Data for processing
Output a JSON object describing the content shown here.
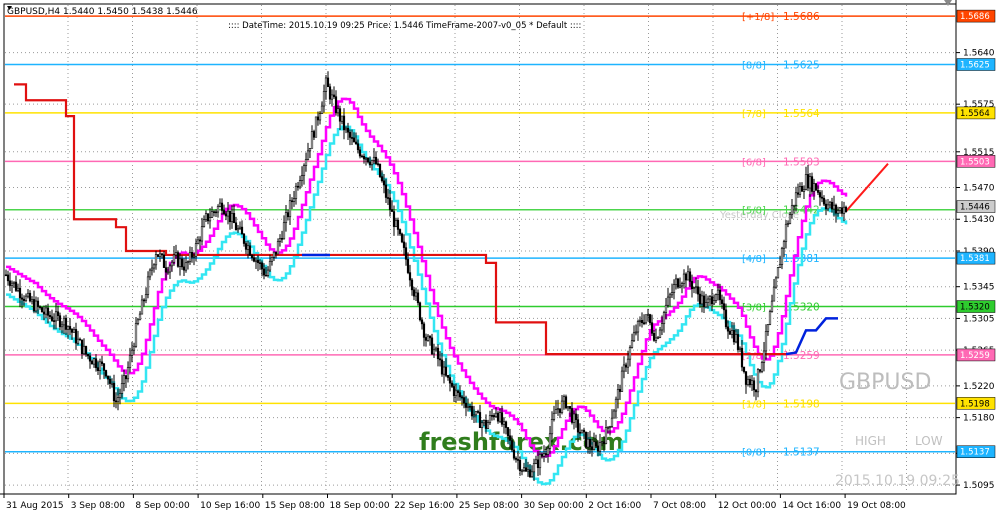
{
  "header": {
    "symbol_line": "GBPUSD,H4  1.5440 1.5450 1.5438 1.5446",
    "info_line": ":::: DateTime: 2015.10.19 09:25    Price: 1.5446    TimeFrame-2007-v0_05    *   Default ::::"
  },
  "watermark": {
    "brand": "freshforex.com",
    "symbol": "GBPUSD",
    "high_label": "HIGH",
    "low_label": "LOW",
    "timestamp": "2015.10.19 09:25",
    "yest_label": "Yesterday Close"
  },
  "y_axis": {
    "ticks": [
      "1.5640",
      "1.5575",
      "1.5515",
      "1.5470",
      "1.5430",
      "1.5390",
      "1.5345",
      "1.5305",
      "1.5265",
      "1.5220",
      "1.5180",
      "1.5135",
      "1.5095"
    ]
  },
  "murrey_levels": [
    {
      "label": "[+1/8]",
      "value": "1.5686",
      "color": "#ff4500"
    },
    {
      "label": "[8/8]",
      "value": "1.5625",
      "color": "#1eb4ff"
    },
    {
      "label": "[7/8]",
      "value": "1.5564",
      "color": "#ffe200"
    },
    {
      "label": "[6/8]",
      "value": "1.5503",
      "color": "#ff69b4"
    },
    {
      "label": "[5/8]",
      "value": "1.5442",
      "color": "#4cd54c"
    },
    {
      "label": "[4/8]",
      "value": "1.5381",
      "color": "#1eb4ff"
    },
    {
      "label": "[3/8]",
      "value": "1.5320",
      "color": "#2ecc2e"
    },
    {
      "label": "[2/8]",
      "value": "1.5259",
      "color": "#ff69b4"
    },
    {
      "label": "[1/8]",
      "value": "1.5198",
      "color": "#ffe200"
    },
    {
      "label": "[0/8]",
      "value": "1.5137",
      "color": "#1eb4ff"
    }
  ],
  "axis_price_labels": [
    {
      "value": "1.5686",
      "bg": "#ff4500",
      "fg": "#ffffff"
    },
    {
      "value": "1.5625",
      "bg": "#1eb4ff",
      "fg": "#ffffff"
    },
    {
      "value": "1.5564",
      "bg": "#ffe200",
      "fg": "#000000"
    },
    {
      "value": "1.5503",
      "bg": "#ff69b4",
      "fg": "#ffffff"
    },
    {
      "value": "1.5446",
      "bg": "#cccccc",
      "fg": "#000000"
    },
    {
      "value": "1.5381",
      "bg": "#1eb4ff",
      "fg": "#ffffff"
    },
    {
      "value": "1.5320",
      "bg": "#2ecc2e",
      "fg": "#000000"
    },
    {
      "value": "1.5259",
      "bg": "#ff69b4",
      "fg": "#ffffff"
    },
    {
      "value": "1.5198",
      "bg": "#ffe200",
      "fg": "#000000"
    },
    {
      "value": "1.5137",
      "bg": "#1eb4ff",
      "fg": "#ffffff"
    }
  ],
  "x_axis": {
    "ticks": [
      "31 Aug 2015",
      "3 Sep 08:00",
      "8 Sep 00:00",
      "10 Sep 16:00",
      "15 Sep 08:00",
      "18 Sep 00:00",
      "22 Sep 16:00",
      "25 Sep 08:00",
      "30 Sep 00:00",
      "2 Oct 16:00",
      "7 Oct 08:00",
      "12 Oct 00:00",
      "14 Oct 16:00",
      "19 Oct 08:00"
    ]
  },
  "chart_data": {
    "type": "candlestick",
    "symbol": "GBPUSD",
    "timeframe": "H4",
    "ylim": [
      1.5085,
      1.57
    ],
    "last_price": 1.5446,
    "indicator_colors": {
      "red_line": "#e01010",
      "magenta_line": "#ff00ff",
      "cyan_line": "#33e6f2",
      "blue_segment": "#0022dd"
    },
    "close_path": [
      [
        0,
        1.536
      ],
      [
        10,
        1.533
      ],
      [
        20,
        1.531
      ],
      [
        30,
        1.53
      ],
      [
        40,
        1.526
      ],
      [
        50,
        1.524
      ],
      [
        55,
        1.52
      ],
      [
        60,
        1.523
      ],
      [
        65,
        1.529
      ],
      [
        70,
        1.534
      ],
      [
        75,
        1.539
      ],
      [
        80,
        1.537
      ],
      [
        85,
        1.538
      ],
      [
        90,
        1.537
      ],
      [
        95,
        1.5395
      ],
      [
        100,
        1.543
      ],
      [
        108,
        1.545
      ],
      [
        115,
        1.542
      ],
      [
        120,
        1.54
      ],
      [
        125,
        1.538
      ],
      [
        130,
        1.536
      ],
      [
        135,
        1.539
      ],
      [
        140,
        1.543
      ],
      [
        145,
        1.547
      ],
      [
        150,
        1.551
      ],
      [
        155,
        1.555
      ],
      [
        160,
        1.56
      ],
      [
        165,
        1.557
      ],
      [
        170,
        1.554
      ],
      [
        175,
        1.552
      ],
      [
        180,
        1.551
      ],
      [
        185,
        1.55
      ],
      [
        190,
        1.546
      ],
      [
        195,
        1.542
      ],
      [
        200,
        1.538
      ],
      [
        205,
        1.533
      ],
      [
        210,
        1.528
      ],
      [
        215,
        1.526
      ],
      [
        220,
        1.523
      ],
      [
        225,
        1.521
      ],
      [
        230,
        1.52
      ],
      [
        235,
        1.518
      ],
      [
        240,
        1.517
      ],
      [
        245,
        1.519
      ],
      [
        250,
        1.516
      ],
      [
        255,
        1.513
      ],
      [
        260,
        1.511
      ],
      [
        265,
        1.512
      ],
      [
        270,
        1.514
      ],
      [
        275,
        1.519
      ],
      [
        280,
        1.52
      ],
      [
        285,
        1.517
      ],
      [
        290,
        1.515
      ],
      [
        295,
        1.514
      ],
      [
        300,
        1.516
      ],
      [
        305,
        1.52
      ],
      [
        310,
        1.525
      ],
      [
        315,
        1.529
      ],
      [
        320,
        1.531
      ],
      [
        325,
        1.528
      ],
      [
        330,
        1.532
      ],
      [
        335,
        1.535
      ],
      [
        340,
        1.536
      ],
      [
        345,
        1.534
      ],
      [
        350,
        1.532
      ],
      [
        355,
        1.534
      ],
      [
        360,
        1.53
      ],
      [
        365,
        1.528
      ],
      [
        370,
        1.523
      ],
      [
        375,
        1.522
      ],
      [
        380,
        1.528
      ],
      [
        385,
        1.535
      ],
      [
        390,
        1.542
      ],
      [
        395,
        1.546
      ],
      [
        400,
        1.548
      ],
      [
        405,
        1.547
      ],
      [
        410,
        1.545
      ],
      [
        415,
        1.544
      ],
      [
        420,
        1.5446
      ]
    ]
  }
}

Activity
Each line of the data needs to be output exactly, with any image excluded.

Output for this task
Output a JSON object describing the content shown here.
{
  "header": {
    "symbol_line": "GBPUSD,H4  1.5440 1.5450 1.5438 1.5446",
    "info_line": ":::: DateTime: 2015.10.19 09:25    Price: 1.5446    TimeFrame-2007-v0_05    *   Default ::::"
  },
  "watermark": {
    "brand": "freshforex.com",
    "symbol": "GBPUSD",
    "high_label": "HIGH",
    "low_label": "LOW",
    "timestamp": "2015.10.19 09:25",
    "yest_label": "Yesterday Close"
  },
  "y_axis": {
    "ticks": [
      "1.5640",
      "1.5575",
      "1.5515",
      "1.5470",
      "1.5430",
      "1.5390",
      "1.5345",
      "1.5305",
      "1.5265",
      "1.5220",
      "1.5180",
      "1.5135",
      "1.5095"
    ]
  },
  "murrey_levels": [
    {
      "label": "[+1/8]",
      "value": "1.5686",
      "color": "#ff4500"
    },
    {
      "label": "[8/8]",
      "value": "1.5625",
      "color": "#1eb4ff"
    },
    {
      "label": "[7/8]",
      "value": "1.5564",
      "color": "#ffe200"
    },
    {
      "label": "[6/8]",
      "value": "1.5503",
      "color": "#ff69b4"
    },
    {
      "label": "[5/8]",
      "value": "1.5442",
      "color": "#4cd54c"
    },
    {
      "label": "[4/8]",
      "value": "1.5381",
      "color": "#1eb4ff"
    },
    {
      "label": "[3/8]",
      "value": "1.5320",
      "color": "#2ecc2e"
    },
    {
      "label": "[2/8]",
      "value": "1.5259",
      "color": "#ff69b4"
    },
    {
      "label": "[1/8]",
      "value": "1.5198",
      "color": "#ffe200"
    },
    {
      "label": "[0/8]",
      "value": "1.5137",
      "color": "#1eb4ff"
    }
  ],
  "axis_price_labels": [
    {
      "value": "1.5686",
      "bg": "#ff4500",
      "fg": "#ffffff"
    },
    {
      "value": "1.5625",
      "bg": "#1eb4ff",
      "fg": "#ffffff"
    },
    {
      "value": "1.5564",
      "bg": "#ffe200",
      "fg": "#000000"
    },
    {
      "value": "1.5503",
      "bg": "#ff69b4",
      "fg": "#ffffff"
    },
    {
      "value": "1.5446",
      "bg": "#cccccc",
      "fg": "#000000"
    },
    {
      "value": "1.5381",
      "bg": "#1eb4ff",
      "fg": "#ffffff"
    },
    {
      "value": "1.5320",
      "bg": "#2ecc2e",
      "fg": "#000000"
    },
    {
      "value": "1.5259",
      "bg": "#ff69b4",
      "fg": "#ffffff"
    },
    {
      "value": "1.5198",
      "bg": "#ffe200",
      "fg": "#000000"
    },
    {
      "value": "1.5137",
      "bg": "#1eb4ff",
      "fg": "#ffffff"
    }
  ],
  "x_axis": {
    "ticks": [
      "31 Aug 2015",
      "3 Sep 08:00",
      "8 Sep 00:00",
      "10 Sep 16:00",
      "15 Sep 08:00",
      "18 Sep 00:00",
      "22 Sep 16:00",
      "25 Sep 08:00",
      "30 Sep 00:00",
      "2 Oct 16:00",
      "7 Oct 08:00",
      "12 Oct 00:00",
      "14 Oct 16:00",
      "19 Oct 08:00"
    ]
  },
  "chart_data": {
    "type": "candlestick",
    "symbol": "GBPUSD",
    "timeframe": "H4",
    "ylim": [
      1.5085,
      1.57
    ],
    "last_price": 1.5446,
    "indicator_colors": {
      "red_line": "#e01010",
      "magenta_line": "#ff00ff",
      "cyan_line": "#33e6f2",
      "blue_segment": "#0022dd"
    },
    "close_path": [
      [
        0,
        1.536
      ],
      [
        10,
        1.533
      ],
      [
        20,
        1.531
      ],
      [
        30,
        1.53
      ],
      [
        40,
        1.526
      ],
      [
        50,
        1.524
      ],
      [
        55,
        1.52
      ],
      [
        60,
        1.523
      ],
      [
        65,
        1.529
      ],
      [
        70,
        1.534
      ],
      [
        75,
        1.539
      ],
      [
        80,
        1.537
      ],
      [
        85,
        1.538
      ],
      [
        90,
        1.537
      ],
      [
        95,
        1.5395
      ],
      [
        100,
        1.543
      ],
      [
        108,
        1.545
      ],
      [
        115,
        1.542
      ],
      [
        120,
        1.54
      ],
      [
        125,
        1.538
      ],
      [
        130,
        1.536
      ],
      [
        135,
        1.539
      ],
      [
        140,
        1.543
      ],
      [
        145,
        1.547
      ],
      [
        150,
        1.551
      ],
      [
        155,
        1.555
      ],
      [
        160,
        1.56
      ],
      [
        165,
        1.557
      ],
      [
        170,
        1.554
      ],
      [
        175,
        1.552
      ],
      [
        180,
        1.551
      ],
      [
        185,
        1.55
      ],
      [
        190,
        1.546
      ],
      [
        195,
        1.542
      ],
      [
        200,
        1.538
      ],
      [
        205,
        1.533
      ],
      [
        210,
        1.528
      ],
      [
        215,
        1.526
      ],
      [
        220,
        1.523
      ],
      [
        225,
        1.521
      ],
      [
        230,
        1.52
      ],
      [
        235,
        1.518
      ],
      [
        240,
        1.517
      ],
      [
        245,
        1.519
      ],
      [
        250,
        1.516
      ],
      [
        255,
        1.513
      ],
      [
        260,
        1.511
      ],
      [
        265,
        1.512
      ],
      [
        270,
        1.514
      ],
      [
        275,
        1.519
      ],
      [
        280,
        1.52
      ],
      [
        285,
        1.517
      ],
      [
        290,
        1.515
      ],
      [
        295,
        1.514
      ],
      [
        300,
        1.516
      ],
      [
        305,
        1.52
      ],
      [
        310,
        1.525
      ],
      [
        315,
        1.529
      ],
      [
        320,
        1.531
      ],
      [
        325,
        1.528
      ],
      [
        330,
        1.532
      ],
      [
        335,
        1.535
      ],
      [
        340,
        1.536
      ],
      [
        345,
        1.534
      ],
      [
        350,
        1.532
      ],
      [
        355,
        1.534
      ],
      [
        360,
        1.53
      ],
      [
        365,
        1.528
      ],
      [
        370,
        1.523
      ],
      [
        375,
        1.522
      ],
      [
        380,
        1.528
      ],
      [
        385,
        1.535
      ],
      [
        390,
        1.542
      ],
      [
        395,
        1.546
      ],
      [
        400,
        1.548
      ],
      [
        405,
        1.547
      ],
      [
        410,
        1.545
      ],
      [
        415,
        1.544
      ],
      [
        420,
        1.5446
      ]
    ]
  }
}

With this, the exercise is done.